I arrived in Amritsar late on Sunday evening after a six hour train journey to from Delhi. I was there to join in celebrations markings the Diocese of Amritsar 60th Anniversary and see something of the interfaith work supported by World Mission Council.
The diocese is huge and covers three states – Amritsar District in Punjab, Himachal Pradesh and Jammu & Kashmir. Only a handful from Kashmir were able to come as the state was under curfew to curb unrest following the hanging on 9 February of Afzal Guru who was convicted of leading the terrorist attack on the Indian Parliament in 2002. Kashmir is the only Muslim majority state in India and remains volatile.

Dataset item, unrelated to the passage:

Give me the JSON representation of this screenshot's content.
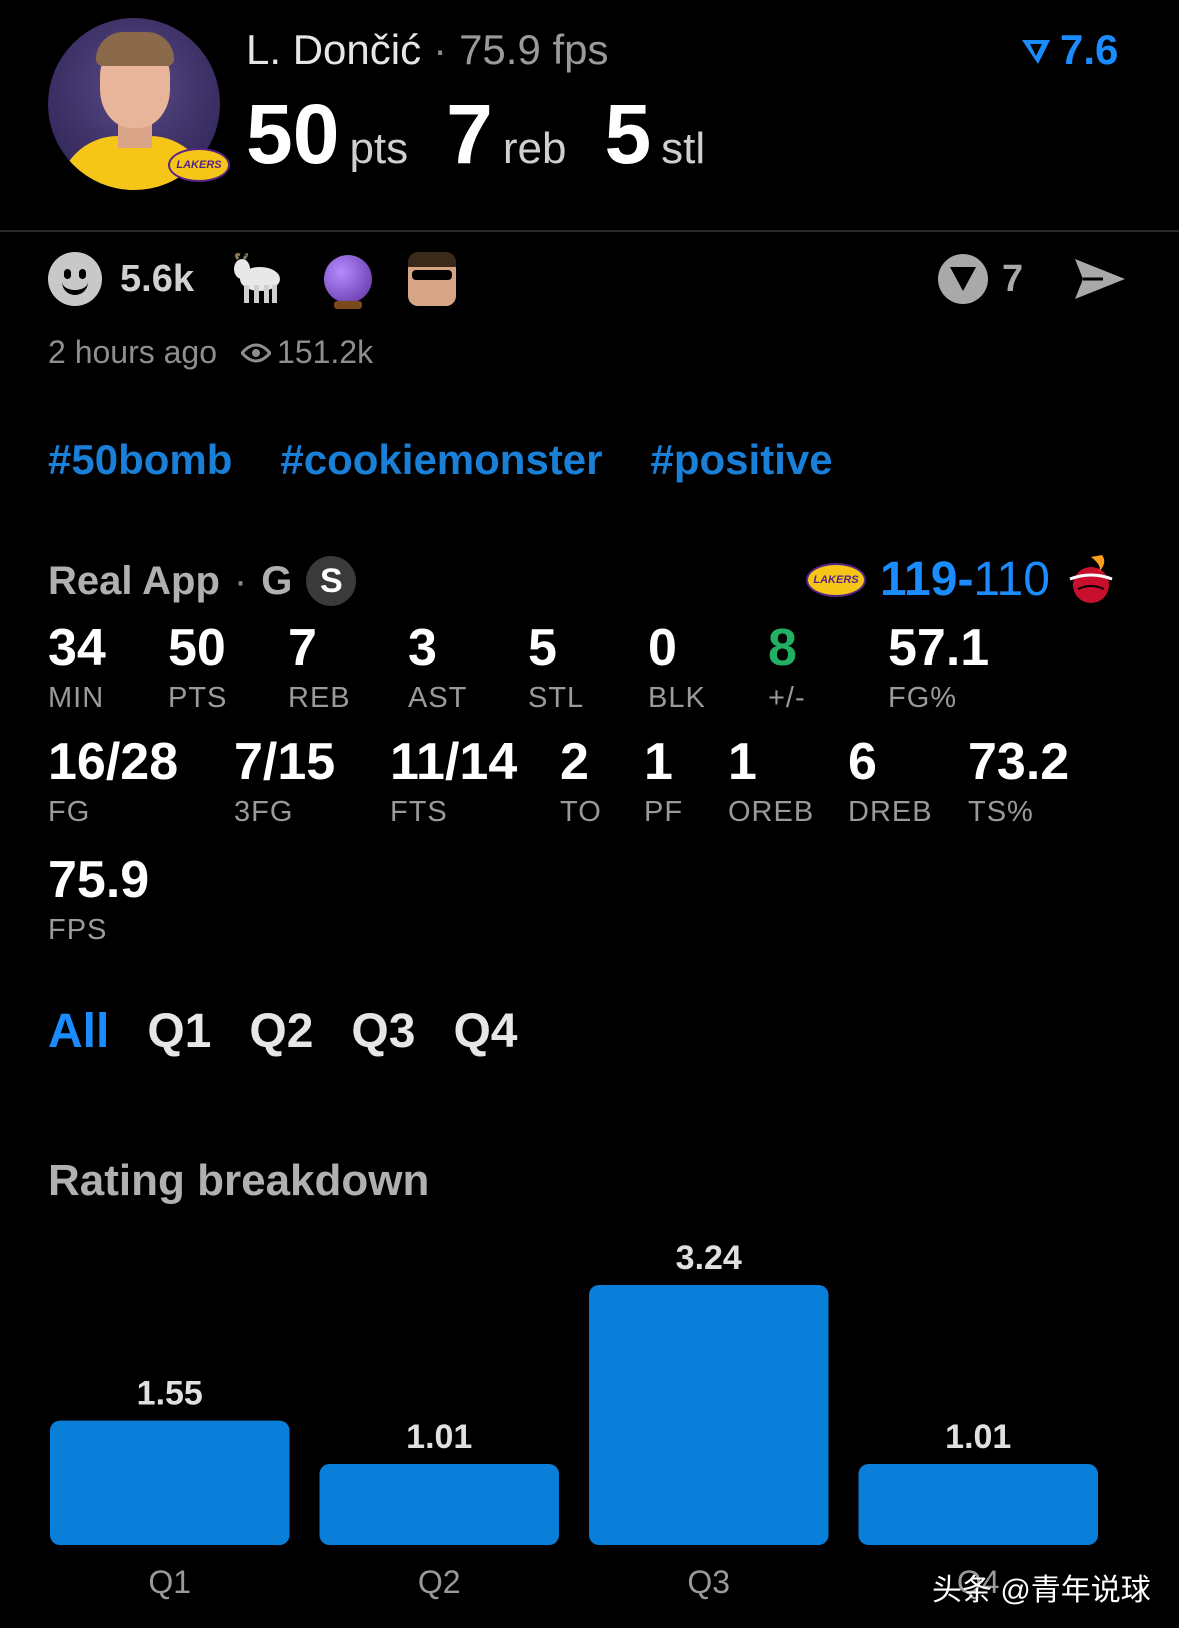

Bishop P K Samantroy has been bishop since 2000 and is currently Vice Moderator of the Church of North India Synod. He had arranged for four days of celebrations, two in rural areas and two in Amritsar that would demonstrate and celebrate the diverse cultures in his diocese.
Christian woman celebrating at Ajnali Christian qawwali singing
On Monday 11 and Tuesday 12 February celebrations were in rural Punjab. Choirs sang, a youth group performed Christian qawwali (Sufi devotional singing), there were speeches and prayers of thanksgiving and simple fellowship meals were enjoyed by thousands. We stopped at Taran Taran and Gharialya before a big celebration attended by 2,500 at Ajnali.
Community lunch, traditional village food Girls’ Choir at Ajnali
The following day we met with Christian communities in three different villages before the main event of the day at Khem Karan. It was particularly moving to be in the procession of about 1,000 Christians as we walked through the streets and bazaars in Khem Karan. Although there were people from different faiths, they were all Dalits and many Sikh and Christian families have intermarried.
Procession through Amritsar
Outside the Gurdwara the Sikh community gave us tea and biscuits and a short time later the Hindu community gave everyone, cold drinks – for over a thousand people! We gathered at one of the churches, hard more speeches, prayed, sang and enjoyed more simple but delicious Punjabi vegetarian food. Bishop Samantroy told me that the costs of all these events were paid for by the villagers, a remarkable feat of fundraising and hospitality.
On Wednesday we were back in Amritsar where over 2,000 people attended a “World Peace Convention” hosted by the diocese. Representatives from Christian, Hindu, Sikh, Ahmadi Muslim and Tibetan Buddhist communities shared their own faiths’ understanding of peace and its importance and urged all to act to achieve this, not just to say fine words. This message was underlined by the Governor of Punjab Shri Shivraj Patil who was Chief Guest at the event.
Interfaith World Peace Convention
On Thursday the finale began with a 30 minute procession through the streets of Amritsar from St Paul’s Church to Alexandra School led by a traditional music group from Himachal with horns and drums. After the Thanksgiving Service guests planted saplings in the Diamond Jubilee Garden and then witnessed the inauguration of the Ditt Memorial Hall, named for the Choora from Sialkot who was the first Christian convert in Punjab in the 19th century. Chooras were so marginalised that they were not allowed to have family or surnames. It speaks of the beauty of the Gospel that a man who could have only one name now has a memorial hall named after him, a hall that will be used by the Diocese of Amritsar for meetings, training and ministerial formation.
Processing through the bazaar in Khem Karan
After a community lunch we enjoyed an exuberant qawwali competition and a scintillating cultural programme that featured energetic Bhangra dancing from Punjab, folk dancing from Himachal and classical dance from Orissa.
Church meeting, Khem Karan
Sixty years is a significant age in Indian culture and the celebrations were well marked over four wonderful, enjoyable days. Here’s to the next 60!